Enrollment in the Medicaid (medical assistance) program increased by 10.6% and enrollment in the food stamp program went up 5.6% during that same time frame, according to figures released by state officials earlier this month.
Among other possible reasons TANF is helping fewer people: a $1,000 asset limit that prohibits anyone who is not extremely poor from participating; or federal supports such as expanded unemployment payments and stimulus checks that might have kept people from applying at the beginning of the pandemic, Miller said. The state also offered payments to some low-income families through its pandemic Emergency Assistance Program for several months last spring and summer.
The state has been working to improve the employment and training programs that are supposed to aid welfare recipients, Miller added.
“We can do better and we have to,” Miller said.
Pennsylvania has had among the steepest welfare caseload declines since the start of the pandemic, said Liz Schott, senior fellow at the Center on Budget and Policy Priorities, though she cautioned data from all states was not yet available.
Maria Pulzetti, a supervising attorney at Community Legal Services of Philadelphia, said she is concerned by the program’s enrollment decline, a continuation of a decades-long trend. There were more than 219,000 Pennsylvanians in the program a decade ago.
As for more recent drops, she noted the ongoing closure of County Assistance Offices, where people can apply for benefits or submit paperwork in person, as a possible contributing factor during the pandemic.

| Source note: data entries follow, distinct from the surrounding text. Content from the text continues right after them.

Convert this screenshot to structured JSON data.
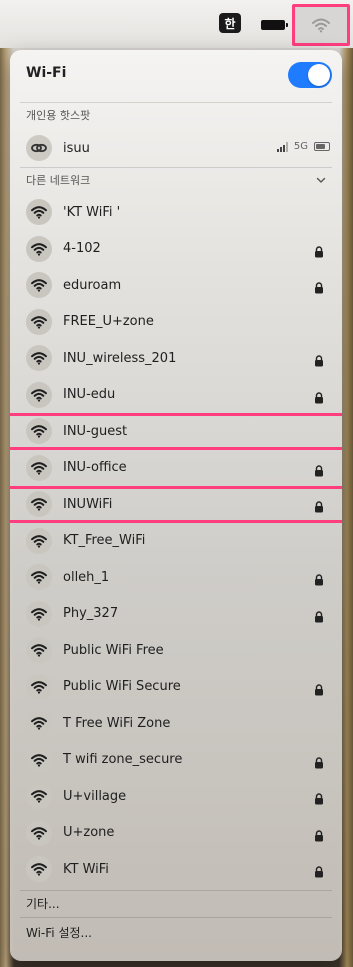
{
  "menubar": {
    "ime_label": "한",
    "wifi_icon": "wifi-icon",
    "battery_icon": "battery-icon"
  },
  "panel": {
    "title": "Wi-Fi",
    "wifi_enabled": true,
    "accent_color": "#1f7cff",
    "highlight_color": "#ff3d7f",
    "personal_hotspot": {
      "section_label": "개인용 핫스팟",
      "name": "isuu",
      "network_type": "5G"
    },
    "other_networks": {
      "section_label": "다른 네트워크",
      "items": [
        {
          "name": "'KT WiFi '",
          "locked": false,
          "highlighted": false
        },
        {
          "name": "4-102",
          "locked": true,
          "highlighted": false
        },
        {
          "name": "eduroam",
          "locked": true,
          "highlighted": false
        },
        {
          "name": "FREE_U+zone",
          "locked": false,
          "highlighted": false
        },
        {
          "name": "INU_wireless_201",
          "locked": true,
          "highlighted": false
        },
        {
          "name": "INU-edu",
          "locked": true,
          "highlighted": false
        },
        {
          "name": "INU-guest",
          "locked": false,
          "highlighted": true
        },
        {
          "name": "INU-office",
          "locked": true,
          "highlighted": false
        },
        {
          "name": "INUWiFi",
          "locked": true,
          "highlighted": true
        },
        {
          "name": "KT_Free_WiFi",
          "locked": false,
          "highlighted": false
        },
        {
          "name": "olleh_1",
          "locked": true,
          "highlighted": false
        },
        {
          "name": "Phy_327",
          "locked": true,
          "highlighted": false
        },
        {
          "name": "Public WiFi Free",
          "locked": false,
          "highlighted": false
        },
        {
          "name": "Public WiFi Secure",
          "locked": true,
          "highlighted": false
        },
        {
          "name": "T Free WiFi Zone",
          "locked": false,
          "highlighted": false
        },
        {
          "name": "T wifi zone_secure",
          "locked": true,
          "highlighted": false
        },
        {
          "name": "U+village",
          "locked": true,
          "highlighted": false
        },
        {
          "name": "U+zone",
          "locked": true,
          "highlighted": false
        },
        {
          "name": "KT WiFi",
          "locked": true,
          "highlighted": false
        }
      ]
    },
    "other_label": "기타...",
    "settings_label": "Wi-Fi 설정..."
  }
}
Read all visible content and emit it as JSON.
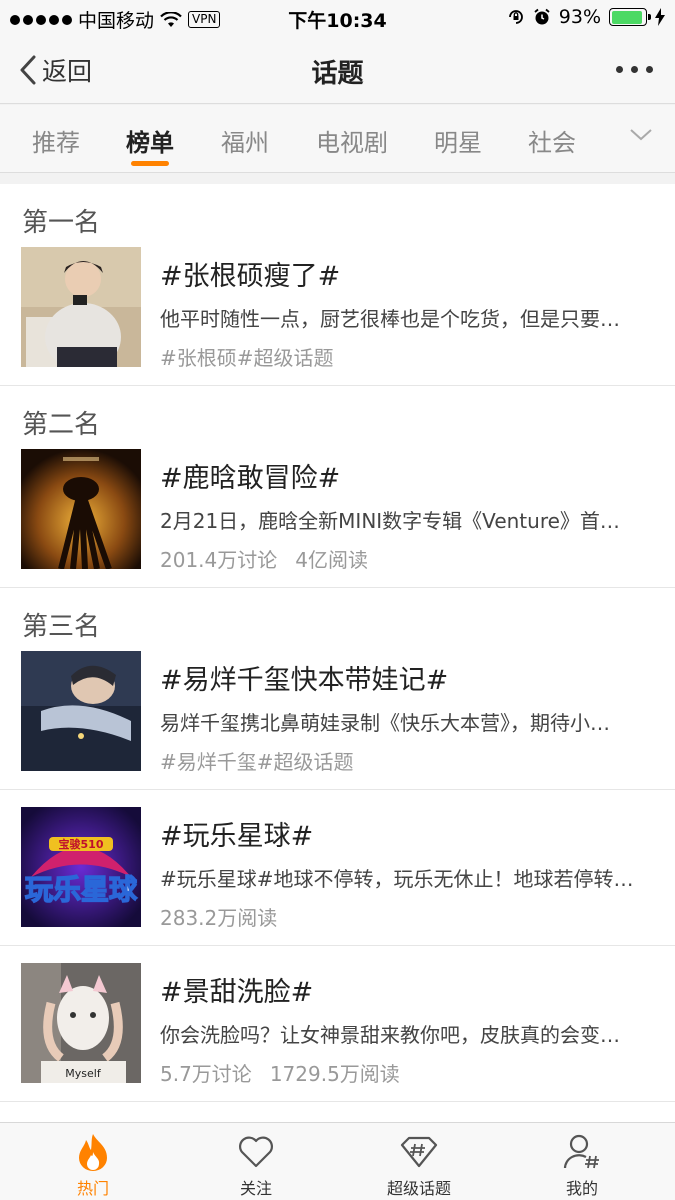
{
  "status_bar": {
    "carrier": "中国移动",
    "vpn": "VPN",
    "time": "下午10:34",
    "battery": "93%",
    "battery_level": 0.93
  },
  "nav": {
    "back_label": "返回",
    "title": "话题"
  },
  "tabs": [
    "推荐",
    "榜单",
    "福州",
    "电视剧",
    "明星",
    "社会"
  ],
  "active_tab": "榜单",
  "items": [
    {
      "rank": "第一名",
      "title": "#张根硕瘦了#",
      "desc": "他平时随性一点，厨艺很棒也是个吃货，但是只要…",
      "meta": [
        "#张根硕#超级话题"
      ]
    },
    {
      "rank": "第二名",
      "title": "#鹿晗敢冒险#",
      "desc": "2月21日，鹿晗全新MINI数字专辑《Venture》首…",
      "meta": [
        "201.4万讨论",
        "4亿阅读"
      ]
    },
    {
      "rank": "第三名",
      "title": "#易烊千玺快本带娃记#",
      "desc": "易烊千玺携北鼻萌娃录制《快乐大本营》，期待小…",
      "meta": [
        "#易烊千玺#超级话题"
      ]
    },
    {
      "rank": "",
      "title": "#玩乐星球#",
      "desc": "#玩乐星球#地球不停转，玩乐无休止！地球若停转…",
      "meta": [
        "283.2万阅读"
      ],
      "thumb_text_top": "宝骏510",
      "thumb_text_main": "玩乐星球"
    },
    {
      "rank": "",
      "title": "#景甜洗脸#",
      "desc": "你会洗脸吗？让女神景甜来教你吧，皮肤真的会变…",
      "meta": [
        "5.7万讨论",
        "1729.5万阅读"
      ],
      "thumb_text": "Myself"
    }
  ],
  "bottom_tabs": [
    {
      "label": "热门",
      "icon": "flame-icon",
      "active": true
    },
    {
      "label": "关注",
      "icon": "heart-icon",
      "active": false
    },
    {
      "label": "超级话题",
      "icon": "hashtag-diamond-icon",
      "active": false
    },
    {
      "label": "我的",
      "icon": "user-hashtag-icon",
      "active": false
    }
  ],
  "colors": {
    "accent": "#ff8200",
    "battery": "#4cd964"
  }
}
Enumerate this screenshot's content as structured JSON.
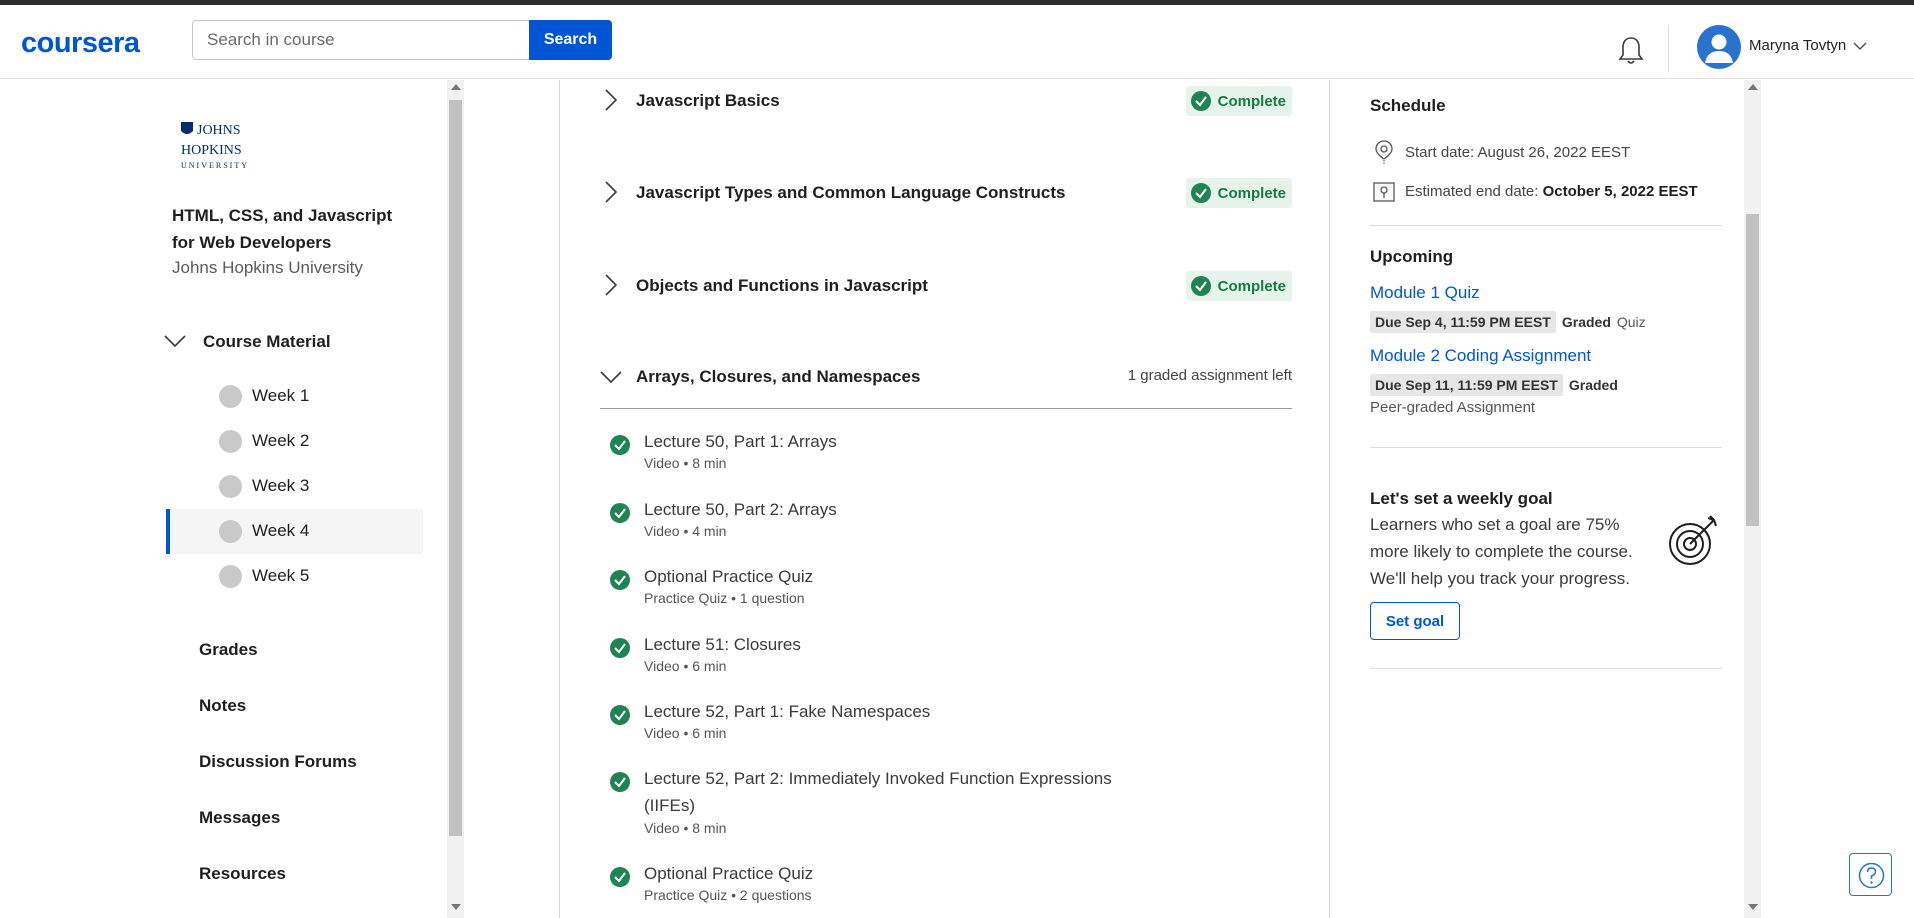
{
  "header": {
    "logo": "coursera",
    "search_placeholder": "Search in course",
    "search_button": "Search",
    "user_name": "Maryna Tovtyn"
  },
  "sidebar": {
    "course_title": "HTML, CSS, and Javascript for Web Developers",
    "university": "Johns Hopkins University",
    "logo_lines": [
      "JOHNS",
      "HOPKINS",
      "UNIVERSITY"
    ],
    "course_material_label": "Course Material",
    "weeks": [
      "Week 1",
      "Week 2",
      "Week 3",
      "Week 4",
      "Week 5"
    ],
    "active_week": "Week 4",
    "links": [
      "Grades",
      "Notes",
      "Discussion Forums",
      "Messages",
      "Resources"
    ]
  },
  "main": {
    "modules": [
      {
        "title": "Javascript Basics",
        "status": "Complete"
      },
      {
        "title": "Javascript Types and Common Language Constructs",
        "status": "Complete"
      },
      {
        "title": "Objects and Functions in Javascript",
        "status": "Complete"
      },
      {
        "title": "Arrays, Closures, and Namespaces",
        "status": "1 graded assignment left"
      }
    ],
    "items": [
      {
        "title": "Lecture 50, Part 1: Arrays",
        "meta": "Video • 8 min"
      },
      {
        "title": "Lecture 50, Part 2: Arrays",
        "meta": "Video • 4 min"
      },
      {
        "title": "Optional Practice Quiz",
        "meta": "Practice Quiz • 1 question"
      },
      {
        "title": "Lecture 51: Closures",
        "meta": "Video • 6 min"
      },
      {
        "title": "Lecture 52, Part 1: Fake Namespaces",
        "meta": "Video • 6 min"
      },
      {
        "title": "Lecture 52, Part 2: Immediately Invoked Function Expressions (IIFEs)",
        "meta": "Video • 8 min"
      },
      {
        "title": "Optional Practice Quiz",
        "meta": "Practice Quiz • 2 questions"
      }
    ]
  },
  "right": {
    "schedule_title": "Schedule",
    "start_label": "Start date: August 26, 2022 EEST",
    "end_label": "Estimated end date: ",
    "end_value": "October 5, 2022 EEST",
    "upcoming_title": "Upcoming",
    "upcoming": [
      {
        "title": "Module 1 Quiz",
        "due": "Due Sep 4, 11:59 PM EEST",
        "graded": "Graded",
        "type": "Quiz"
      },
      {
        "title": "Module 2 Coding Assignment",
        "due": "Due Sep 11, 11:59 PM EEST",
        "graded": "Graded",
        "type": "Peer-graded Assignment"
      }
    ],
    "goal_title": "Let's set a weekly goal",
    "goal_text": "Learners who set a goal are 75% more likely to complete the course. We'll help you track your progress.",
    "goal_button": "Set goal"
  },
  "colors": {
    "brand": "#0056d2",
    "complete_green": "#167b43",
    "complete_bg": "#e6f3ea"
  }
}
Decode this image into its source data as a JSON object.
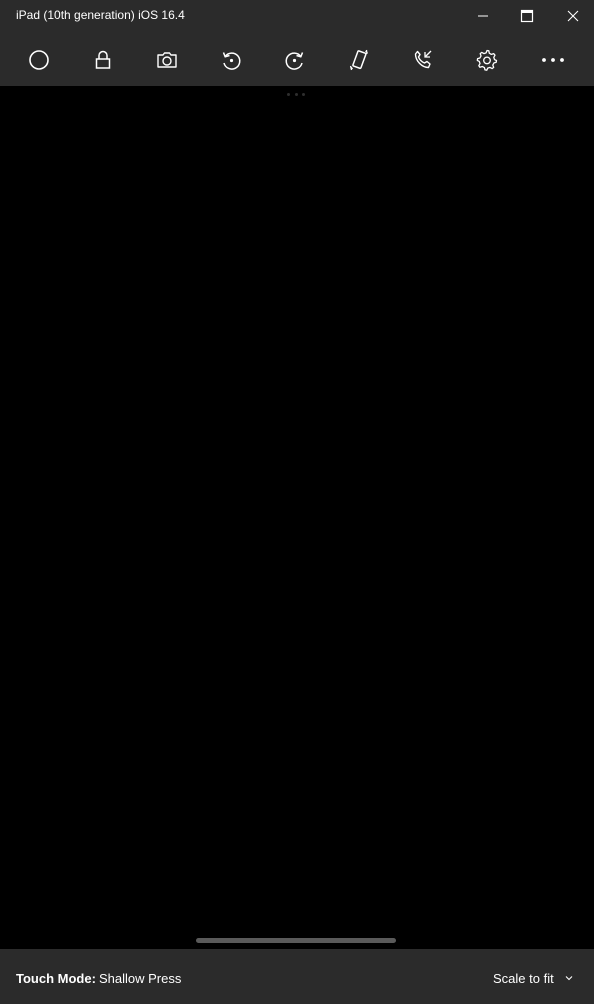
{
  "window": {
    "title": "iPad (10th generation) iOS 16.4",
    "controls": {
      "minimize_icon": "minimize-icon",
      "maximize_icon": "maximize-icon",
      "close_icon": "close-icon"
    }
  },
  "toolbar": {
    "tools": [
      {
        "id": "home",
        "icon": "circle-icon"
      },
      {
        "id": "lock",
        "icon": "lock-icon"
      },
      {
        "id": "screenshot",
        "icon": "camera-icon"
      },
      {
        "id": "rotate-left",
        "icon": "rotate-left-icon"
      },
      {
        "id": "rotate-right",
        "icon": "rotate-right-icon"
      },
      {
        "id": "shake",
        "icon": "shake-device-icon"
      },
      {
        "id": "call",
        "icon": "phone-call-icon"
      },
      {
        "id": "settings",
        "icon": "gear-icon"
      },
      {
        "id": "more",
        "icon": "more-icon"
      }
    ]
  },
  "screen": {
    "background": "#000000"
  },
  "statusbar": {
    "touch_mode_label": "Touch Mode:",
    "touch_mode_value": "Shallow Press",
    "scale_value": "Scale to fit"
  },
  "colors": {
    "chrome": "#2b2b2b",
    "screen": "#000000",
    "text": "#ffffff",
    "home_indicator": "#5a5a5a"
  }
}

Ann Sanders, a policy advocate with Pittsburgh-based Just Harvest, also said she believed the assistance office closures were contributing, as potential applicants might not have internet or phone access.
“When people apply for cash assistance, it is as a last resort,” Sanders said. “People have exhausted all their other resources by that time.”
Schott noted the fact that the program doesn’t expand during an economic downturn is one of the weaknesses of its “block grant” design – where states have a set amount of funds from the federal government no matter what, as opposed to a program like food stamps, where funding expands to meet need.
“Block grant is not a good way, is not a good program design for meeting basic needs, particularly in tough economic times,” she said.
Pennsylvanians seeking aid can call 1-800-692-7462 or learn more at www.compass.state.pa.us.